||Tomoko Matsushita, Takakazu Oka, A large-scale survey of adverse events experienced in yoga classes, BioPsychoSocial Medicine, 10.1186/s13030-015-0037-1, 2015.03, Background: Yoga is a representative mind-body therapy of complementary and alternative medicine. In Japan, yoga is practiced widely to promote health, but yoga-associated adverse events have also been reported. To date, the frequencies and characteristics of yoga-related adverse events have not been elucidated. This study was conducted to elucidate the frequencies and characteristics of adverse events of yoga performed in classes and the risk factors of such events. Methods: The subjects were 2508 people taking yoga classes and 271 yoga therapists conducting the classes. A survey for yoga class attendees was performed on adverse events that occurred during a yoga class on the survey day. A survey for yoga therapists was performed on adverse events that the therapists had observed in their students to date. Adverse events were defined as undesirable symptoms or responses that occurred during a yoga class. Results: Among 2508 yoga class attendees, 1343 (53.5%) had chronic diseases and 1063 (42.3%) were receiving medication at hospitals. There were 687 class attendees (27.8%) who reported some type of undesirable symptoms after taking a yoga class. Musculoskeletal symptoms such as myalgia were the most common symptoms, involving 297 cases, followed by neurological symptoms and respiratory symptoms. Most adverse events (63.8%) were mild and did not interfere with class participation. The risk factors for adverse events were examined, and the odds ratios for adverse events were significantly higher in attendees with chronic disease, poor physical condition on the survey day, or a feeling that the class was physically and mentally stressful. In particular, the occurrence of severe adverse events that interfered with subsequent yoga practice was high among elderly participants (70 years or older) and those with chronic musculoskeletal diseases. Conclusions: The results of this large-scale survey demonstrated that approximately 30% of yoga class attendees had experienced some type of adverse event. Although the majority had mild symptoms, the survey results indicated that attendees with chronic diseases were more likely to experience adverse events associated with their disease. Therefore, special attention is necessary when yoga is introduced to patients with stress-related, chronic diseases..

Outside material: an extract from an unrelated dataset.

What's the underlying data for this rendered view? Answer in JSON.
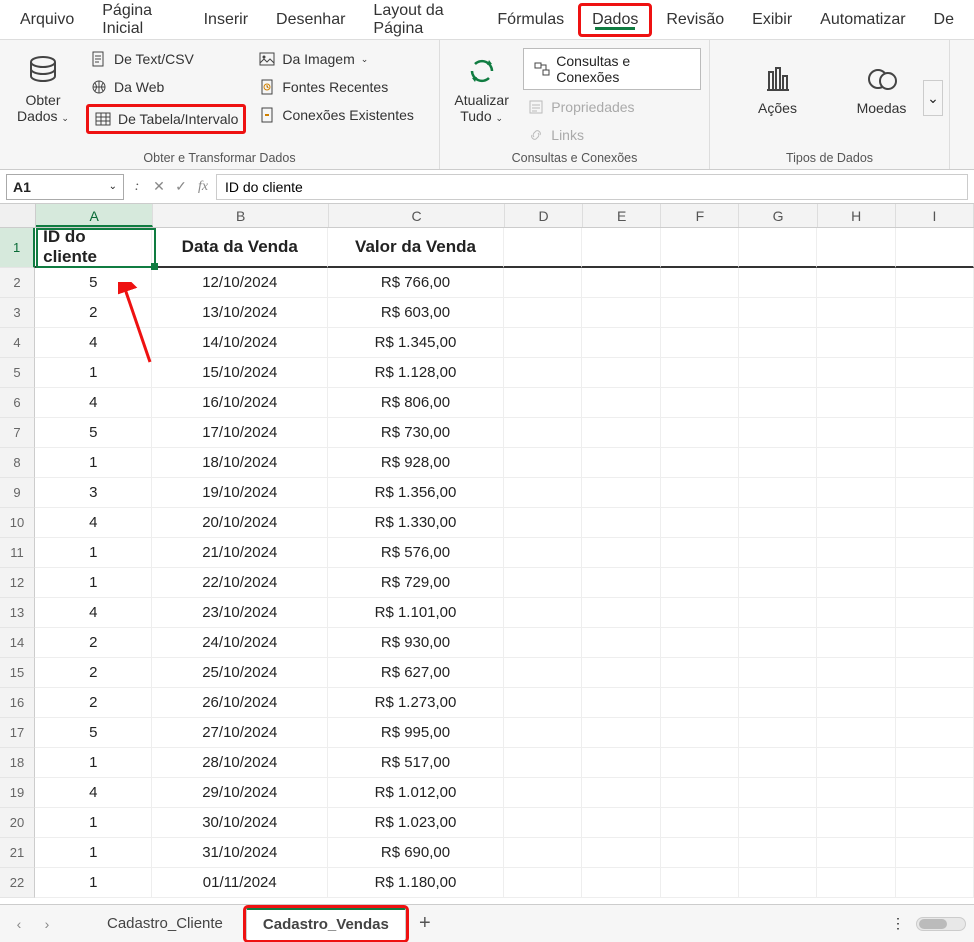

||Tomoko Matsushita, Ways of finding meaning in negative experience and hesitation in self-disclosure, Shinrigaku Kenkyu, 10.4992/jjpsy.76.480, 2005.01, Narrative approach suggests that finding or creating meaning in one's own negative experience is important, and one of psychotherapeute goals may be making it possible for the person to tell his/her in experience to others in a more positive way than otherwise. On the other hand, recent studies of self-disclosure have suggested that disclosure of negative experience could be harmful to well-being or interpersonal relationship of the person. This study investigated the relationship between ways of finding meaning in negative experiences and hesitation in self-disclosure. A questionnaire about negative life experience was administered to 210 undergraduates. Results indicated that there were four different ways of finding meaning in negative experiences, and four factors of the hesitation could be classified into those having interpersonal and intra-personal negative implications. Believing that a negative experience had negative effects on life led to stronger hesitation in self-disclosure. Interpreting a negative experience positively led to less intra-personal hesitation. And holding no hope or optimistic perspective about a negative experience led to stronger interpersonal hesitation in self-disclosure..